BEGIN SUPPLIED MATERIAL

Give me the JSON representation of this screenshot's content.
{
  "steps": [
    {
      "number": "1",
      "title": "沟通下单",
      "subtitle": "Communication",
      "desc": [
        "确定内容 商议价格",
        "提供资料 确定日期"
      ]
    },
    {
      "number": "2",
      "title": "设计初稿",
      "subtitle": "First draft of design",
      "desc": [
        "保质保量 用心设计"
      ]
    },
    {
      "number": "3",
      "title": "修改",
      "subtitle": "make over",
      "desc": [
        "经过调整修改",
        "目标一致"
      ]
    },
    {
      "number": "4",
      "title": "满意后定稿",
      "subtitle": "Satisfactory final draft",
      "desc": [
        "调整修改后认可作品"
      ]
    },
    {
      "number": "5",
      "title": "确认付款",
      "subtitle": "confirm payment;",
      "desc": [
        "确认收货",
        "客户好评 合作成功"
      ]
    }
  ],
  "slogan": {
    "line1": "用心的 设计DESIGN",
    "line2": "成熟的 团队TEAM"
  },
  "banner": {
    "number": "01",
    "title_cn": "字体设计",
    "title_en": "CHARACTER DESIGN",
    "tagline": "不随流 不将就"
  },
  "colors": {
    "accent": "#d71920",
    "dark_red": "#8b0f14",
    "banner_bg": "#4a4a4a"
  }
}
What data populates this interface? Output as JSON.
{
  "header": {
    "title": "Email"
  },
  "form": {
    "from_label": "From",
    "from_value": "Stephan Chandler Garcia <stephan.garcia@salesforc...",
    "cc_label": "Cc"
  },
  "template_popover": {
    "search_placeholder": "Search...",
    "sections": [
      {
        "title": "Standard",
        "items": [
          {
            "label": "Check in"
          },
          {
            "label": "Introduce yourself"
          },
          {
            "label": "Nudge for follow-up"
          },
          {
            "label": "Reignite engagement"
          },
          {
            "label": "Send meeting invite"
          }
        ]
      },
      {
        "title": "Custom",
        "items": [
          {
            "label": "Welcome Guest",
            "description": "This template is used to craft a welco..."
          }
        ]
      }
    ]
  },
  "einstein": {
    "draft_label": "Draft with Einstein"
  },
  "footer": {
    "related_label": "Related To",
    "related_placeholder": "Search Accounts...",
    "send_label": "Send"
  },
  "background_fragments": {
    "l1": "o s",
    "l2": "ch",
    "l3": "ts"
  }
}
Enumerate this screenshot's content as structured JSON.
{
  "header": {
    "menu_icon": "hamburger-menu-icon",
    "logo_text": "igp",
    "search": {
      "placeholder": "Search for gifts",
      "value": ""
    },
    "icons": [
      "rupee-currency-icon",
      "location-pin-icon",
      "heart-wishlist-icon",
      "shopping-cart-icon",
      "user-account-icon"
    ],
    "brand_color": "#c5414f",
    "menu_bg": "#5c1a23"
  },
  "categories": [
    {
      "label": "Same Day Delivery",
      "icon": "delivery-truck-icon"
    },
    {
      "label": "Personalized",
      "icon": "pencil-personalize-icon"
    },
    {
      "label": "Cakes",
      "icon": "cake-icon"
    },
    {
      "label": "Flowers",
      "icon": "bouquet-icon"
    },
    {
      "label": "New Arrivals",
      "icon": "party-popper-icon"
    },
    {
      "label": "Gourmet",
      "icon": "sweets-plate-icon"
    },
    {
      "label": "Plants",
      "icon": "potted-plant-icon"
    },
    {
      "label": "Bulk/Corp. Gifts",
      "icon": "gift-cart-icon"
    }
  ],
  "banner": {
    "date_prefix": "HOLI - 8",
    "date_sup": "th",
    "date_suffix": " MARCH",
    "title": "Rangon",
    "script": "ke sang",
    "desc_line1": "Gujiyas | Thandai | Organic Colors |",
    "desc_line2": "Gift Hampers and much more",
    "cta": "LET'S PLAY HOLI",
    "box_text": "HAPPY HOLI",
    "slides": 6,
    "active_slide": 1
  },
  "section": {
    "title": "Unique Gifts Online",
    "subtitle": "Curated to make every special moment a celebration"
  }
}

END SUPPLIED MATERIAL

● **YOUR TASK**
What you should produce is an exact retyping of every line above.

● **OUTPUT FOR THIS TASK**
Give me the JSON representation of this screenshot's content.
{
  "steps": [
    {
      "number": "1",
      "title": "沟通下单",
      "subtitle": "Communication",
      "desc": [
        "确定内容 商议价格",
        "提供资料 确定日期"
      ]
    },
    {
      "number": "2",
      "title": "设计初稿",
      "subtitle": "First draft of design",
      "desc": [
        "保质保量 用心设计"
      ]
    },
    {
      "number": "3",
      "title": "修改",
      "subtitle": "make over",
      "desc": [
        "经过调整修改",
        "目标一致"
      ]
    },
    {
      "number": "4",
      "title": "满意后定稿",
      "subtitle": "Satisfactory final draft",
      "desc": [
        "调整修改后认可作品"
      ]
    },
    {
      "number": "5",
      "title": "确认付款",
      "subtitle": "confirm payment;",
      "desc": [
        "确认收货",
        "客户好评 合作成功"
      ]
    }
  ],
  "slogan": {
    "line1": "用心的 设计DESIGN",
    "line2": "成熟的 团队TEAM"
  },
  "banner": {
    "number": "01",
    "title_cn": "字体设计",
    "title_en": "CHARACTER DESIGN",
    "tagline": "不随流 不将就"
  },
  "colors": {
    "accent": "#d71920",
    "dark_red": "#8b0f14",
    "banner_bg": "#4a4a4a"
  }
}
What data populates this interface? Output as JSON.
{
  "header": {
    "title": "Email"
  },
  "form": {
    "from_label": "From",
    "from_value": "Stephan Chandler Garcia <stephan.garcia@salesforc...",
    "cc_label": "Cc"
  },
  "template_popover": {
    "search_placeholder": "Search...",
    "sections": [
      {
        "title": "Standard",
        "items": [
          {
            "label": "Check in"
          },
          {
            "label": "Introduce yourself"
          },
          {
            "label": "Nudge for follow-up"
          },
          {
            "label": "Reignite engagement"
          },
          {
            "label": "Send meeting invite"
          }
        ]
      },
      {
        "title": "Custom",
        "items": [
          {
            "label": "Welcome Guest",
            "description": "This template is used to craft a welco..."
          }
        ]
      }
    ]
  },
  "einstein": {
    "draft_label": "Draft with Einstein"
  },
  "footer": {
    "related_label": "Related To",
    "related_placeholder": "Search Accounts...",
    "send_label": "Send"
  },
  "background_fragments": {
    "l1": "o s",
    "l2": "ch",
    "l3": "ts"
  }
}
Enumerate this screenshot's content as structured JSON.
{
  "header": {
    "menu_icon": "hamburger-menu-icon",
    "logo_text": "igp",
    "search": {
      "placeholder": "Search for gifts",
      "value": ""
    },
    "icons": [
      "rupee-currency-icon",
      "location-pin-icon",
      "heart-wishlist-icon",
      "shopping-cart-icon",
      "user-account-icon"
    ],
    "brand_color": "#c5414f",
    "menu_bg": "#5c1a23"
  },
  "categories": [
    {
      "label": "Same Day Delivery",
      "icon": "delivery-truck-icon"
    },
    {
      "label": "Personalized",
      "icon": "pencil-personalize-icon"
    },
    {
      "label": "Cakes",
      "icon": "cake-icon"
    },
    {
      "label": "Flowers",
      "icon": "bouquet-icon"
    },
    {
      "label": "New Arrivals",
      "icon": "party-popper-icon"
    },
    {
      "label": "Gourmet",
      "icon": "sweets-plate-icon"
    },
    {
      "label": "Plants",
      "icon": "potted-plant-icon"
    },
    {
      "label": "Bulk/Corp. Gifts",
      "icon": "gift-cart-icon"
    }
  ],
  "banner": {
    "date_prefix": "HOLI - 8",
    "date_sup": "th",
    "date_suffix": " MARCH",
    "title": "Rangon",
    "script": "ke sang",
    "desc_line1": "Gujiyas | Thandai | Organic Colors |",
    "desc_line2": "Gift Hampers and much more",
    "cta": "LET'S PLAY HOLI",
    "box_text": "HAPPY HOLI",
    "slides": 6,
    "active_slide": 1
  },
  "section": {
    "title": "Unique Gifts Online",
    "subtitle": "Curated to make every special moment a celebration"
  }
}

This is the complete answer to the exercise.